* Your assignment *
Whatever the records below say, write them all out exactly.

##########

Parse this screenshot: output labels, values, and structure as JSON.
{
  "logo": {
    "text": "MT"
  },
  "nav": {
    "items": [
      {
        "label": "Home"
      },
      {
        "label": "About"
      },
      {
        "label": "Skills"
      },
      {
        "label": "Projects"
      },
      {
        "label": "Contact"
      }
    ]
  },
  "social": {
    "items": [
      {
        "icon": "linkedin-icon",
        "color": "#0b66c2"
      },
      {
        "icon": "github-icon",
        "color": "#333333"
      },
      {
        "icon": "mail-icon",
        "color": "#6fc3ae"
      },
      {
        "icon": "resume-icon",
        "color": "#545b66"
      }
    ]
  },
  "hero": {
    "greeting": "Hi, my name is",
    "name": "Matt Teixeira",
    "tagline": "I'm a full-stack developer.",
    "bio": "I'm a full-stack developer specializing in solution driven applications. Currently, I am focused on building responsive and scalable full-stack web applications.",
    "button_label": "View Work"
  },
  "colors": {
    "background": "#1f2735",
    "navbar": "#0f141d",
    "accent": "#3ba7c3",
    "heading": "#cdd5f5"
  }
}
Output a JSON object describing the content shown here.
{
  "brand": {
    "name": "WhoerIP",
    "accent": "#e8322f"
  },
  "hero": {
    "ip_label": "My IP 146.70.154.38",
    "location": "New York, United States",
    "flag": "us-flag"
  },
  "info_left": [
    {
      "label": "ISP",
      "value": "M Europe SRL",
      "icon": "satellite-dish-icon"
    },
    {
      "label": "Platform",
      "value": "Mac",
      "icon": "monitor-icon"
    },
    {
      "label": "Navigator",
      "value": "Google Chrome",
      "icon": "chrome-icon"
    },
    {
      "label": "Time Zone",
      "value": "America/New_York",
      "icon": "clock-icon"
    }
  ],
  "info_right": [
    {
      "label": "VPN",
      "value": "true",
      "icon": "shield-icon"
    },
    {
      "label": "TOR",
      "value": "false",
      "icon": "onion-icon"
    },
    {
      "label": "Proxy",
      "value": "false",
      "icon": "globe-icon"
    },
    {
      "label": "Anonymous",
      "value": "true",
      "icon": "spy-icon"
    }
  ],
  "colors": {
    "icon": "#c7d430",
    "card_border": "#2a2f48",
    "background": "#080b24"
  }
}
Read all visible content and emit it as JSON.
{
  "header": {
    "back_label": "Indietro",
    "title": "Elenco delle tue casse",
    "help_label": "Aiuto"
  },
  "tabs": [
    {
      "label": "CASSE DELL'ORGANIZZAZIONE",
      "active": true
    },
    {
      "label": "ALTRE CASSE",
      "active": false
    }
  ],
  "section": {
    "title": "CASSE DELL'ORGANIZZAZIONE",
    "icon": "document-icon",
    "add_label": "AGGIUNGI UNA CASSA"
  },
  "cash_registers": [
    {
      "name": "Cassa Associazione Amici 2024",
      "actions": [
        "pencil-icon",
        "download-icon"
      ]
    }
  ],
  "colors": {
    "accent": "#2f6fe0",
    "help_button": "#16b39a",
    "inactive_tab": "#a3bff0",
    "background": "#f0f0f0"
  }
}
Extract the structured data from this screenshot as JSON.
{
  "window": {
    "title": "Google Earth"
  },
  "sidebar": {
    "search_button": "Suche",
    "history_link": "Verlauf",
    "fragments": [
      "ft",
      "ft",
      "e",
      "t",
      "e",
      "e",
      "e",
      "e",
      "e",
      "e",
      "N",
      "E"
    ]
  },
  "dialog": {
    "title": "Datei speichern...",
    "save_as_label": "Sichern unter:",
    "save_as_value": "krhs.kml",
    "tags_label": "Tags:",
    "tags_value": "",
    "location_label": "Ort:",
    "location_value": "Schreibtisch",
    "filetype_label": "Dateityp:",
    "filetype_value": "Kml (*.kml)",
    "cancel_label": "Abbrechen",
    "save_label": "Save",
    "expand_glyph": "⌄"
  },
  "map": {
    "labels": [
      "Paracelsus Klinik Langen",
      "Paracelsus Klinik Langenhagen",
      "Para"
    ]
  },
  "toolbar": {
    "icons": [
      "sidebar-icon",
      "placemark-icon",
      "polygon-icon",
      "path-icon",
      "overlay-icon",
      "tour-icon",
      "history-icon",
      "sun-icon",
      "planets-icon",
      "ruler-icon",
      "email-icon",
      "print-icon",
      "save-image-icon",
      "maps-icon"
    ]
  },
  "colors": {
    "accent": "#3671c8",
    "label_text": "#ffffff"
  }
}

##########

* Exercise output *
Parse this screenshot: output labels, values, and structure as JSON.
{
  "logo": {
    "text": "MT"
  },
  "nav": {
    "items": [
      {
        "label": "Home"
      },
      {
        "label": "About"
      },
      {
        "label": "Skills"
      },
      {
        "label": "Projects"
      },
      {
        "label": "Contact"
      }
    ]
  },
  "social": {
    "items": [
      {
        "icon": "linkedin-icon",
        "color": "#0b66c2"
      },
      {
        "icon": "github-icon",
        "color": "#333333"
      },
      {
        "icon": "mail-icon",
        "color": "#6fc3ae"
      },
      {
        "icon": "resume-icon",
        "color": "#545b66"
      }
    ]
  },
  "hero": {
    "greeting": "Hi, my name is",
    "name": "Matt Teixeira",
    "tagline": "I'm a full-stack developer.",
    "bio": "I'm a full-stack developer specializing in solution driven applications. Currently, I am focused on building responsive and scalable full-stack web applications.",
    "button_label": "View Work"
  },
  "colors": {
    "background": "#1f2735",
    "navbar": "#0f141d",
    "accent": "#3ba7c3",
    "heading": "#cdd5f5"
  }
}
Output a JSON object describing the content shown here.
{
  "brand": {
    "name": "WhoerIP",
    "accent": "#e8322f"
  },
  "hero": {
    "ip_label": "My IP 146.70.154.38",
    "location": "New York, United States",
    "flag": "us-flag"
  },
  "info_left": [
    {
      "label": "ISP",
      "value": "M Europe SRL",
      "icon": "satellite-dish-icon"
    },
    {
      "label": "Platform",
      "value": "Mac",
      "icon": "monitor-icon"
    },
    {
      "label": "Navigator",
      "value": "Google Chrome",
      "icon": "chrome-icon"
    },
    {
      "label": "Time Zone",
      "value": "America/New_York",
      "icon": "clock-icon"
    }
  ],
  "info_right": [
    {
      "label": "VPN",
      "value": "true",
      "icon": "shield-icon"
    },
    {
      "label": "TOR",
      "value": "false",
      "icon": "onion-icon"
    },
    {
      "label": "Proxy",
      "value": "false",
      "icon": "globe-icon"
    },
    {
      "label": "Anonymous",
      "value": "true",
      "icon": "spy-icon"
    }
  ],
  "colors": {
    "icon": "#c7d430",
    "card_border": "#2a2f48",
    "background": "#080b24"
  }
}
Read all visible content and emit it as JSON.
{
  "header": {
    "back_label": "Indietro",
    "title": "Elenco delle tue casse",
    "help_label": "Aiuto"
  },
  "tabs": [
    {
      "label": "CASSE DELL'ORGANIZZAZIONE",
      "active": true
    },
    {
      "label": "ALTRE CASSE",
      "active": false
    }
  ],
  "section": {
    "title": "CASSE DELL'ORGANIZZAZIONE",
    "icon": "document-icon",
    "add_label": "AGGIUNGI UNA CASSA"
  },
  "cash_registers": [
    {
      "name": "Cassa Associazione Amici 2024",
      "actions": [
        "pencil-icon",
        "download-icon"
      ]
    }
  ],
  "colors": {
    "accent": "#2f6fe0",
    "help_button": "#16b39a",
    "inactive_tab": "#a3bff0",
    "background": "#f0f0f0"
  }
}
Extract the structured data from this screenshot as JSON.
{
  "window": {
    "title": "Google Earth"
  },
  "sidebar": {
    "search_button": "Suche",
    "history_link": "Verlauf",
    "fragments": [
      "ft",
      "ft",
      "e",
      "t",
      "e",
      "e",
      "e",
      "e",
      "e",
      "e",
      "N",
      "E"
    ]
  },
  "dialog": {
    "title": "Datei speichern...",
    "save_as_label": "Sichern unter:",
    "save_as_value": "krhs.kml",
    "tags_label": "Tags:",
    "tags_value": "",
    "location_label": "Ort:",
    "location_value": "Schreibtisch",
    "filetype_label": "Dateityp:",
    "filetype_value": "Kml (*.kml)",
    "cancel_label": "Abbrechen",
    "save_label": "Save",
    "expand_glyph": "⌄"
  },
  "map": {
    "labels": [
      "Paracelsus Klinik Langen",
      "Paracelsus Klinik Langenhagen",
      "Para"
    ]
  },
  "toolbar": {
    "icons": [
      "sidebar-icon",
      "placemark-icon",
      "polygon-icon",
      "path-icon",
      "overlay-icon",
      "tour-icon",
      "history-icon",
      "sun-icon",
      "planets-icon",
      "ruler-icon",
      "email-icon",
      "print-icon",
      "save-image-icon",
      "maps-icon"
    ]
  },
  "colors": {
    "accent": "#3671c8",
    "label_text": "#ffffff"
  }
}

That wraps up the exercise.